Write each record again exactly as it stands.
══════════
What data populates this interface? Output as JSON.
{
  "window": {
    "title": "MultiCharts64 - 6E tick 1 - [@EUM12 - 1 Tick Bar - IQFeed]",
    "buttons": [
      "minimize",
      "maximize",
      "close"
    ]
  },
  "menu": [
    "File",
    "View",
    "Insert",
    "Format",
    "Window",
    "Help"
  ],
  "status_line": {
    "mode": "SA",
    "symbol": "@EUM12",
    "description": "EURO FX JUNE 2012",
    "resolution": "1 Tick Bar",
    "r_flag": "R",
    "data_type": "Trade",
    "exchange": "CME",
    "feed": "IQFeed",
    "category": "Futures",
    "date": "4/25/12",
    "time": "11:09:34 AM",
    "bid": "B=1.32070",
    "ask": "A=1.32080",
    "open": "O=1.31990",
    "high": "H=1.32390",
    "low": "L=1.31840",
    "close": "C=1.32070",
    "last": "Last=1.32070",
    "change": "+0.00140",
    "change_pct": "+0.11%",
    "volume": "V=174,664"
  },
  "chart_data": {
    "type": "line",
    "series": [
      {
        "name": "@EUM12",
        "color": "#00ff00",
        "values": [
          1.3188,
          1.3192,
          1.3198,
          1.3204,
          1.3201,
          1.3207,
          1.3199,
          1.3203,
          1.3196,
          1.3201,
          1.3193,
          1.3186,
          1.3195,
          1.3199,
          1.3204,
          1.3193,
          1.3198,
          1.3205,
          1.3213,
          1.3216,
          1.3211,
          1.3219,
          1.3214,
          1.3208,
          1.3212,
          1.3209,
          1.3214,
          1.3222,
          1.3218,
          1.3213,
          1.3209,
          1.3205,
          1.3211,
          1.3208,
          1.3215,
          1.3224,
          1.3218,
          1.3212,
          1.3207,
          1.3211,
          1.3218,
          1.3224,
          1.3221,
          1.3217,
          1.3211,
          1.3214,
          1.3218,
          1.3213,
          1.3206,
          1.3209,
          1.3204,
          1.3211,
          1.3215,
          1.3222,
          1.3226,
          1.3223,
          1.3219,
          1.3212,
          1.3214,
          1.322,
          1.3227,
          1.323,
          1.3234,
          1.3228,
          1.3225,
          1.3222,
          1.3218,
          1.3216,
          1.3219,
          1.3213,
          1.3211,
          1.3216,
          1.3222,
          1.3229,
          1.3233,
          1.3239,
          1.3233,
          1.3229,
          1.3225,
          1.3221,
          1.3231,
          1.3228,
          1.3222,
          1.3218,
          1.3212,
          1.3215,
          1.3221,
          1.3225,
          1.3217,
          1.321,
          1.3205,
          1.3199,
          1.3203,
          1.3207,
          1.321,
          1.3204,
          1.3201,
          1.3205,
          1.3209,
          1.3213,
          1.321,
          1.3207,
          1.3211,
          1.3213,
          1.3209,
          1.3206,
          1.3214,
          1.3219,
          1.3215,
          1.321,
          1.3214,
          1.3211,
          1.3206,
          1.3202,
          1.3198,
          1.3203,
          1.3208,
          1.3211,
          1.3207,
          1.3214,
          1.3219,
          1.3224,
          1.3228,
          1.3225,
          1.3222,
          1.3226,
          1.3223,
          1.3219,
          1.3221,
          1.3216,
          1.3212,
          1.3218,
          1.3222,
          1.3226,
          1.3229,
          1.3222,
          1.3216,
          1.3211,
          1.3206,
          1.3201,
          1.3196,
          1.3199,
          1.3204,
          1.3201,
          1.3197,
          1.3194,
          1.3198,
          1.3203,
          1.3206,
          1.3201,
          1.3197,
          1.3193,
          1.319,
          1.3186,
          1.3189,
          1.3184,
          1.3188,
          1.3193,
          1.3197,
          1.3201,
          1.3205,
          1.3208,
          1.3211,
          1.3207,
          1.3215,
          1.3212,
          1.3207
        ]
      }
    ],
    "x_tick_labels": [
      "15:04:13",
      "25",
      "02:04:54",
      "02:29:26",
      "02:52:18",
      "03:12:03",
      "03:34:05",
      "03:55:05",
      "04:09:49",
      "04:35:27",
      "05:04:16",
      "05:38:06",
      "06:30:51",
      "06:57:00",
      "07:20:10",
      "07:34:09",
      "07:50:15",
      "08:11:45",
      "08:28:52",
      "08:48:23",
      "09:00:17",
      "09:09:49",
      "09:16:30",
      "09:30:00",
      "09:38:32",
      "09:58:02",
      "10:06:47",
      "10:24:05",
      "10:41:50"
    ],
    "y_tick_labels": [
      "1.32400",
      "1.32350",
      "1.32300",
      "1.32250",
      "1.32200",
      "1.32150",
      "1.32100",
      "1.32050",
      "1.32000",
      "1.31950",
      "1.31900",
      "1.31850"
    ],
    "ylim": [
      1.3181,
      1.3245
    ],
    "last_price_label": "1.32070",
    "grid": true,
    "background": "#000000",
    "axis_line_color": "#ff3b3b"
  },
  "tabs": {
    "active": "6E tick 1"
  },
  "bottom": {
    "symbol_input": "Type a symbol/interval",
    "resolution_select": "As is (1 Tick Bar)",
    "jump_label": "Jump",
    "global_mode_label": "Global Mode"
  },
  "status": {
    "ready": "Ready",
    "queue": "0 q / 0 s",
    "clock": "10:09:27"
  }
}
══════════
- Written solution -
What data populates this interface? Output as JSON.
{
  "window": {
    "title": "MultiCharts64 - 6E tick 1 - [@EUM12 - 1 Tick Bar - IQFeed]",
    "buttons": [
      "minimize",
      "maximize",
      "close"
    ]
  },
  "menu": [
    "File",
    "View",
    "Insert",
    "Format",
    "Window",
    "Help"
  ],
  "status_line": {
    "mode": "SA",
    "symbol": "@EUM12",
    "description": "EURO FX JUNE 2012",
    "resolution": "1 Tick Bar",
    "r_flag": "R",
    "data_type": "Trade",
    "exchange": "CME",
    "feed": "IQFeed",
    "category": "Futures",
    "date": "4/25/12",
    "time": "11:09:34 AM",
    "bid": "B=1.32070",
    "ask": "A=1.32080",
    "open": "O=1.31990",
    "high": "H=1.32390",
    "low": "L=1.31840",
    "close": "C=1.32070",
    "last": "Last=1.32070",
    "change": "+0.00140",
    "change_pct": "+0.11%",
    "volume": "V=174,664"
  },
  "chart_data": {
    "type": "line",
    "series": [
      {
        "name": "@EUM12",
        "color": "#00ff00",
        "values": [
          1.3188,
          1.3192,
          1.3198,
          1.3204,
          1.3201,
          1.3207,
          1.3199,
          1.3203,
          1.3196,
          1.3201,
          1.3193,
          1.3186,
          1.3195,
          1.3199,
          1.3204,
          1.3193,
          1.3198,
          1.3205,
          1.3213,
          1.3216,
          1.3211,
          1.3219,
          1.3214,
          1.3208,
          1.3212,
          1.3209,
          1.3214,
          1.3222,
          1.3218,
          1.3213,
          1.3209,
          1.3205,
          1.3211,
          1.3208,
          1.3215,
          1.3224,
          1.3218,
          1.3212,
          1.3207,
          1.3211,
          1.3218,
          1.3224,
          1.3221,
          1.3217,
          1.3211,
          1.3214,
          1.3218,
          1.3213,
          1.3206,
          1.3209,
          1.3204,
          1.3211,
          1.3215,
          1.3222,
          1.3226,
          1.3223,
          1.3219,
          1.3212,
          1.3214,
          1.322,
          1.3227,
          1.323,
          1.3234,
          1.3228,
          1.3225,
          1.3222,
          1.3218,
          1.3216,
          1.3219,
          1.3213,
          1.3211,
          1.3216,
          1.3222,
          1.3229,
          1.3233,
          1.3239,
          1.3233,
          1.3229,
          1.3225,
          1.3221,
          1.3231,
          1.3228,
          1.3222,
          1.3218,
          1.3212,
          1.3215,
          1.3221,
          1.3225,
          1.3217,
          1.321,
          1.3205,
          1.3199,
          1.3203,
          1.3207,
          1.321,
          1.3204,
          1.3201,
          1.3205,
          1.3209,
          1.3213,
          1.321,
          1.3207,
          1.3211,
          1.3213,
          1.3209,
          1.3206,
          1.3214,
          1.3219,
          1.3215,
          1.321,
          1.3214,
          1.3211,
          1.3206,
          1.3202,
          1.3198,
          1.3203,
          1.3208,
          1.3211,
          1.3207,
          1.3214,
          1.3219,
          1.3224,
          1.3228,
          1.3225,
          1.3222,
          1.3226,
          1.3223,
          1.3219,
          1.3221,
          1.3216,
          1.3212,
          1.3218,
          1.3222,
          1.3226,
          1.3229,
          1.3222,
          1.3216,
          1.3211,
          1.3206,
          1.3201,
          1.3196,
          1.3199,
          1.3204,
          1.3201,
          1.3197,
          1.3194,
          1.3198,
          1.3203,
          1.3206,
          1.3201,
          1.3197,
          1.3193,
          1.319,
          1.3186,
          1.3189,
          1.3184,
          1.3188,
          1.3193,
          1.3197,
          1.3201,
          1.3205,
          1.3208,
          1.3211,
          1.3207,
          1.3215,
          1.3212,
          1.3207
        ]
      }
    ],
    "x_tick_labels": [
      "15:04:13",
      "25",
      "02:04:54",
      "02:29:26",
      "02:52:18",
      "03:12:03",
      "03:34:05",
      "03:55:05",
      "04:09:49",
      "04:35:27",
      "05:04:16",
      "05:38:06",
      "06:30:51",
      "06:57:00",
      "07:20:10",
      "07:34:09",
      "07:50:15",
      "08:11:45",
      "08:28:52",
      "08:48:23",
      "09:00:17",
      "09:09:49",
      "09:16:30",
      "09:30:00",
      "09:38:32",
      "09:58:02",
      "10:06:47",
      "10:24:05",
      "10:41:50"
    ],
    "y_tick_labels": [
      "1.32400",
      "1.32350",
      "1.32300",
      "1.32250",
      "1.32200",
      "1.32150",
      "1.32100",
      "1.32050",
      "1.32000",
      "1.31950",
      "1.31900",
      "1.31850"
    ],
    "ylim": [
      1.3181,
      1.3245
    ],
    "last_price_label": "1.32070",
    "grid": true,
    "background": "#000000",
    "axis_line_color": "#ff3b3b"
  },
  "tabs": {
    "active": "6E tick 1"
  },
  "bottom": {
    "symbol_input": "Type a symbol/interval",
    "resolution_select": "As is (1 Tick Bar)",
    "jump_label": "Jump",
    "global_mode_label": "Global Mode"
  },
  "status": {
    "ready": "Ready",
    "queue": "0 q / 0 s",
    "clock": "10:09:27"
  }
}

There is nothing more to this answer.